This Rheem heat pump review includes Rheem pros and cons, performance and the best Rheem heat pump in good, better and best options. Use it as a Rheem heat pump buyers guide to compare this brand’s offerings with others you are considering.
There are currently five Rheem heat pump models, as this leading manufacturer has consolidated its lineup from the nine models it sold as recently as 2013. The transition introduced two new Rheem heat pumps while eliminating redundant models. It’s now easier to choose the right heat pump for your situation, but your choice is limited.
Rheem has three series from good to best. The three Rheem Classic heat pumps, 14, RP14-F and RP15, are single-stage models up to 16 SEER air conditioning efficiency and 9.0 HSPF heating efficiency. The single Rheem Classic Plus heat pump, RP17, offers up to 18.5 SEER and 10.5 HSPF. It is one of the few three-stage models on the market. The single Rheem Prestige heat pump is the RP20, featuring a variable-speed or modulating scroll compressor that delivers up to 20 SEER and 13 HSPF.
Rheem was an independent brand since its founding in 1930 by the Rheem brothers. In 1960, Rheem bought Ruud, and today the brands make an identical lineup of HVAC components. The company was recently acquired by Paloma Industries of Nagoya, Japan. Paloma decided to simplify the lineup of available models.
Let’s break down the specs of the three Rheem heat pump lines:
Here are the top reasons to buy a Rheem heat pump:
The three series and efficiency levels give you the opportunity to select a model based on your climate or budget.
There are a few potential disadvantages to consider before choosing a Rheem heat pump:
There are a few important issues that will help you decide which Rheem heat pump is right for you. First, do you plan to live in your current home long-term? If not, then choosing an affordable Rheem Classic model is the most affordable short-term choice.
If you plan to stay where you are, then the unit you install should be more efficient the warmer your climate is. In moderate climates, the Rheem RP14 or RP15 will serve you well. Those are also good units for part-time locations like a vacation home or workshop.
Where summers are very hot, consider the RP17 or RP20. If your winters are very cold, consider a Rheem furnace instead. See our Rheem furnace review here. Another option is the Rheem RP14-F, the dual fuel model, in addition to a gas furnace. The furnace takes the place of the air handler. If you choose dual fuel, keep in mind that more efficient dual fuel heat pumps like the Lennox XP25 and Armstrong Air 4SHP20LX are available, though at a significantly higher upfront cost. These units will cut energy use and costs over the long haul.

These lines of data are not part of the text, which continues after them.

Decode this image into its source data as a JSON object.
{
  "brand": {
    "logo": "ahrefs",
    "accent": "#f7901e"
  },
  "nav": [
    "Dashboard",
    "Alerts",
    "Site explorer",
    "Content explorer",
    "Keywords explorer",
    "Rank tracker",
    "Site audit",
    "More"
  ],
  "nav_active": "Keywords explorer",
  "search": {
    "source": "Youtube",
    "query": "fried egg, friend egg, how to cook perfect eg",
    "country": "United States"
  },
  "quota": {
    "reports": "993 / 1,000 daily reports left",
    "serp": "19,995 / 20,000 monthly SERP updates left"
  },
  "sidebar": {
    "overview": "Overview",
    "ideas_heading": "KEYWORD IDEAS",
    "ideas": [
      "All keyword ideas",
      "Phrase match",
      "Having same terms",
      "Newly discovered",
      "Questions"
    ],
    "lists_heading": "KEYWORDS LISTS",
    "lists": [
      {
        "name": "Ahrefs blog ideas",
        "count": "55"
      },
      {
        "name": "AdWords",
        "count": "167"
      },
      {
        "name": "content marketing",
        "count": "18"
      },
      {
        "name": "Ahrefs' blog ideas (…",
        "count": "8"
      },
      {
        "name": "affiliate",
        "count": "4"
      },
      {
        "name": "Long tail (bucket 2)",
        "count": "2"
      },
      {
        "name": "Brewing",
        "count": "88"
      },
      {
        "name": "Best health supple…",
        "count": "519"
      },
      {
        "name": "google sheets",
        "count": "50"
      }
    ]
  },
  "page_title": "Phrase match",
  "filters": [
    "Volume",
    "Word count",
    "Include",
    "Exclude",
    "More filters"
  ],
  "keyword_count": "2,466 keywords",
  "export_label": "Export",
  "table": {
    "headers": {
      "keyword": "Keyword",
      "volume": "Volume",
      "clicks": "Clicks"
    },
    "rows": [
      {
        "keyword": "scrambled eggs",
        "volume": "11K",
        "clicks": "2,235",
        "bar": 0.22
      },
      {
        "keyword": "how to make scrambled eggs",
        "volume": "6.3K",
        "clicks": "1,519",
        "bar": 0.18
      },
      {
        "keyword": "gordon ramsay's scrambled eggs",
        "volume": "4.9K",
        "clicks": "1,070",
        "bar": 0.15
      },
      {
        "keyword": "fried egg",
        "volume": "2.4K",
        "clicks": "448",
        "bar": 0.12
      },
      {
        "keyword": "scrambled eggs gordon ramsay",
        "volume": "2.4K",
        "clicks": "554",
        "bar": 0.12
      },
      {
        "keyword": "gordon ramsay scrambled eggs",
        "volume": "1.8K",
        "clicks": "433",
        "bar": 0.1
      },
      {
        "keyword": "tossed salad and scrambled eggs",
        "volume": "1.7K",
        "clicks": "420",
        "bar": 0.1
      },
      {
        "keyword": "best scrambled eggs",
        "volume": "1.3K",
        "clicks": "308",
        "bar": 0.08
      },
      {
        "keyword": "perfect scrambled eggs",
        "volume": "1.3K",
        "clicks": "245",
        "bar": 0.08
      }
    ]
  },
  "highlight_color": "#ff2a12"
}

The conclusion is that Rheem heat pumps are dependable and reasonably priced – a good value. Have you owned a Rheem heat pump? Let us know which one and whether it was dependable and durable. Are you considering buying one? Leave your comments here to assist other readers, and if you have questions, don't hesitate to email us. If this Rheem heat pump review has been helpful, would it benefit your Facebook friends and other social media followers? We appreciate you passing it along.